 News Article “Anti-Race Charges Hurled 2-A” in the Advocate, 310114-PHAGAN-005-C, Chapter 22 Legion Stadium, Paul Hagan Collection, East of East Archives, Claremont Graduate University, Claremont, CA (hereafter cited as “Anti-Race Charges Hurled C,” Paul Hagan Collection).
 “Anti-Race Charges Hurled C,” Paul Hagan Collection.
 “Anti-Race Charges Hurled C,” Paul Hagan Collection.
 “Rock ‘N’ Roll Controversy to be Addressed Monday” in El Monte Press, 310114-PHAGAN-003, Chapter 22 Legion Stadium, Paul Hagan Collection, East of East Archives, Claremont Graduate University, Claremont, CA.
 “Anti-Race Charges Hurled” in the Advocate, 310114-PHAGAN-005, Chapter 22 Legion Stadium, Paul Hagan Collection, East of East Archives, Claremont Graduate University, Claremont, CA.

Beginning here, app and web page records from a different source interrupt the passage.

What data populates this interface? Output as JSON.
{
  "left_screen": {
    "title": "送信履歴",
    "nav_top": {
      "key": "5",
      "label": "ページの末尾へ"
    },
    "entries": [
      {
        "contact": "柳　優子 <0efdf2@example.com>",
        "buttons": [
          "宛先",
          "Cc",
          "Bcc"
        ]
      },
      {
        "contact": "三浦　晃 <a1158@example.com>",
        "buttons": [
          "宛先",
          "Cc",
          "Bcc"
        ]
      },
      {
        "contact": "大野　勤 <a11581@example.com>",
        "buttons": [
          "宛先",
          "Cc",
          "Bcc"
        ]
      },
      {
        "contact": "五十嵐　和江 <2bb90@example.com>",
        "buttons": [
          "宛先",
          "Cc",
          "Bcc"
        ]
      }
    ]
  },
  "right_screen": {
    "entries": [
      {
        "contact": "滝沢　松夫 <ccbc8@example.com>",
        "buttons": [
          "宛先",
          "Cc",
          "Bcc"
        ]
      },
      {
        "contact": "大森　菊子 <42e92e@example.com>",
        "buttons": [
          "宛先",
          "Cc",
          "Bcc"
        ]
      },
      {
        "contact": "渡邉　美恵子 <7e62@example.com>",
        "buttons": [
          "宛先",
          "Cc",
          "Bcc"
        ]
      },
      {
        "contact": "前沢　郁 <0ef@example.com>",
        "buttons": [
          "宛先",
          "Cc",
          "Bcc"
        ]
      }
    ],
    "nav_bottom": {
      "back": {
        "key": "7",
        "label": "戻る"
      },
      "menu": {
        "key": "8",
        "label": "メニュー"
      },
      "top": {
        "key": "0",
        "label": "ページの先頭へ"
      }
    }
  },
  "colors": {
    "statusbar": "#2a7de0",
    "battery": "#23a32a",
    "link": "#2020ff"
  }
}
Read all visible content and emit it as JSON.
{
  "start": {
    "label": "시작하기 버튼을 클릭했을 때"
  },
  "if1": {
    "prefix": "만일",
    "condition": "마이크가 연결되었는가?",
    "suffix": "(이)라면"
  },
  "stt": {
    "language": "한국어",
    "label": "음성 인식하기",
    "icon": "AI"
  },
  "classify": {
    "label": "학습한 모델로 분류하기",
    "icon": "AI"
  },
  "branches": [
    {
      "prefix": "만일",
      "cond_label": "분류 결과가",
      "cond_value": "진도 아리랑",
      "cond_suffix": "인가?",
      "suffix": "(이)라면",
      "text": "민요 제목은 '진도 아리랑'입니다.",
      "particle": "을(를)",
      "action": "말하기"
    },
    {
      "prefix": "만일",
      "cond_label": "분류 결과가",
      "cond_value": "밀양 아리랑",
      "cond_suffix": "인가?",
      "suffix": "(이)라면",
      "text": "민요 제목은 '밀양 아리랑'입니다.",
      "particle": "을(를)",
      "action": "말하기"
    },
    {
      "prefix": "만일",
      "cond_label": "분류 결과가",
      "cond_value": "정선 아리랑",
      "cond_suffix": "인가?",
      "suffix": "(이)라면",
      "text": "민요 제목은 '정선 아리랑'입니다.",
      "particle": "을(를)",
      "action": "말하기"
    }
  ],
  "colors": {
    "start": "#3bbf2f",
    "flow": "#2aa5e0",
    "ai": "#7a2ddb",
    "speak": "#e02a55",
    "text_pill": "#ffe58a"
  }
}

 Johnny Otis and George Lipsitz, Upside your Head!: Rhythm and Blues on Central Avenue (Hanover: University Press of New England, 1993),xxvii
 “Strict Rules may Right Rock ‘n’ Roll: Promoter Seeks Reinstatement of El Monte Dance License,” Los Angeles Times, August 19, 1956, http://ccl.idm.oclc.org/login?url=https://www.proquest.com/historical-newspapers/strict-rules-may-right-rock-n-roll/docview/167027955/se-2.
 “City officials, Rock ‘n Roll Promoter Confer on Suspension” in the San Gabriel Valley Sunday Tribune, 310114-PHAGAN-002, Chapter 22 Legion Stadium, Paul Hagan Collection, East of East Archives, Claremont Graduate University, Claremont, CA.
 “Income of Families and Persons in the United States: 1956,” United States Census Bureau, accessed September 18, 2022, https://www.census.gov/library/publications/1958/demo/p60-027.html
 Frank C. Girardot, “Remembering El Monte Legion Stadium’s Place in History,” Pasadena Star-News, February 2, 2015,
 Girardot, “Remembering El Monte.”